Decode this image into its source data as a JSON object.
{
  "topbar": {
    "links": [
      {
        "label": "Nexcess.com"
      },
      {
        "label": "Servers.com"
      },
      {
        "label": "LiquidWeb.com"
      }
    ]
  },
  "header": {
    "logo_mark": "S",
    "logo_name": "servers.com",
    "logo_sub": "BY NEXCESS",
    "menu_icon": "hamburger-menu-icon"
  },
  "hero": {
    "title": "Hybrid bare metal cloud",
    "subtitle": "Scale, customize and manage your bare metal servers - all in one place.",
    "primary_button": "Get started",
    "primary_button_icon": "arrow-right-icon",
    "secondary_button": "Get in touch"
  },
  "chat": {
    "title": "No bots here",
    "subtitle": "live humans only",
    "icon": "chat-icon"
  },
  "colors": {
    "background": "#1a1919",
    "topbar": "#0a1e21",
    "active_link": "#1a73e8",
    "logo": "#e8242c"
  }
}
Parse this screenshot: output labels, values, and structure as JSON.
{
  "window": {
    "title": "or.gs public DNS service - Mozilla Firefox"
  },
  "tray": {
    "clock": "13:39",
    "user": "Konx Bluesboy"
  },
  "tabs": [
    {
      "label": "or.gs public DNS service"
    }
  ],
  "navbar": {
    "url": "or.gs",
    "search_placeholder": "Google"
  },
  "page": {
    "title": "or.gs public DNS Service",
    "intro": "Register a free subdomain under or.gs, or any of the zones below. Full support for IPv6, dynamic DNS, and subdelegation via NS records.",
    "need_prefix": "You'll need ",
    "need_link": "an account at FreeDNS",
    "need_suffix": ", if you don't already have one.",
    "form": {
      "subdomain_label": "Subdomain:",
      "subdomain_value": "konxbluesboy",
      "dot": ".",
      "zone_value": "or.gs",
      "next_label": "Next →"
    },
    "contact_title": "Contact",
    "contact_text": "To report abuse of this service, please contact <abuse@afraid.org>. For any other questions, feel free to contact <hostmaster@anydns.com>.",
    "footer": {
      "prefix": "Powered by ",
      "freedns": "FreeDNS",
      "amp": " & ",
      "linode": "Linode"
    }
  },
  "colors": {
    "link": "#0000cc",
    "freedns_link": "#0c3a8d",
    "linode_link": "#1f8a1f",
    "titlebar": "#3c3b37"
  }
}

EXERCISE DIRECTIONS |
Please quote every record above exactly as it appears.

RESULT OF THE TASK |
Decode this image into its source data as a JSON object.
{
  "topbar": {
    "links": [
      {
        "label": "Nexcess.com"
      },
      {
        "label": "Servers.com"
      },
      {
        "label": "LiquidWeb.com"
      }
    ]
  },
  "header": {
    "logo_mark": "S",
    "logo_name": "servers.com",
    "logo_sub": "BY NEXCESS",
    "menu_icon": "hamburger-menu-icon"
  },
  "hero": {
    "title": "Hybrid bare metal cloud",
    "subtitle": "Scale, customize and manage your bare metal servers - all in one place.",
    "primary_button": "Get started",
    "primary_button_icon": "arrow-right-icon",
    "secondary_button": "Get in touch"
  },
  "chat": {
    "title": "No bots here",
    "subtitle": "live humans only",
    "icon": "chat-icon"
  },
  "colors": {
    "background": "#1a1919",
    "topbar": "#0a1e21",
    "active_link": "#1a73e8",
    "logo": "#e8242c"
  }
}
Parse this screenshot: output labels, values, and structure as JSON.
{
  "window": {
    "title": "or.gs public DNS service - Mozilla Firefox"
  },
  "tray": {
    "clock": "13:39",
    "user": "Konx Bluesboy"
  },
  "tabs": [
    {
      "label": "or.gs public DNS service"
    }
  ],
  "navbar": {
    "url": "or.gs",
    "search_placeholder": "Google"
  },
  "page": {
    "title": "or.gs public DNS Service",
    "intro": "Register a free subdomain under or.gs, or any of the zones below. Full support for IPv6, dynamic DNS, and subdelegation via NS records.",
    "need_prefix": "You'll need ",
    "need_link": "an account at FreeDNS",
    "need_suffix": ", if you don't already have one.",
    "form": {
      "subdomain_label": "Subdomain:",
      "subdomain_value": "konxbluesboy",
      "dot": ".",
      "zone_value": "or.gs",
      "next_label": "Next →"
    },
    "contact_title": "Contact",
    "contact_text": "To report abuse of this service, please contact <abuse@afraid.org>. For any other questions, feel free to contact <hostmaster@anydns.com>.",
    "footer": {
      "prefix": "Powered by ",
      "freedns": "FreeDNS",
      "amp": " & ",
      "linode": "Linode"
    }
  },
  "colors": {
    "link": "#0000cc",
    "freedns_link": "#0c3a8d",
    "linode_link": "#1f8a1f",
    "titlebar": "#3c3b37"
  }
}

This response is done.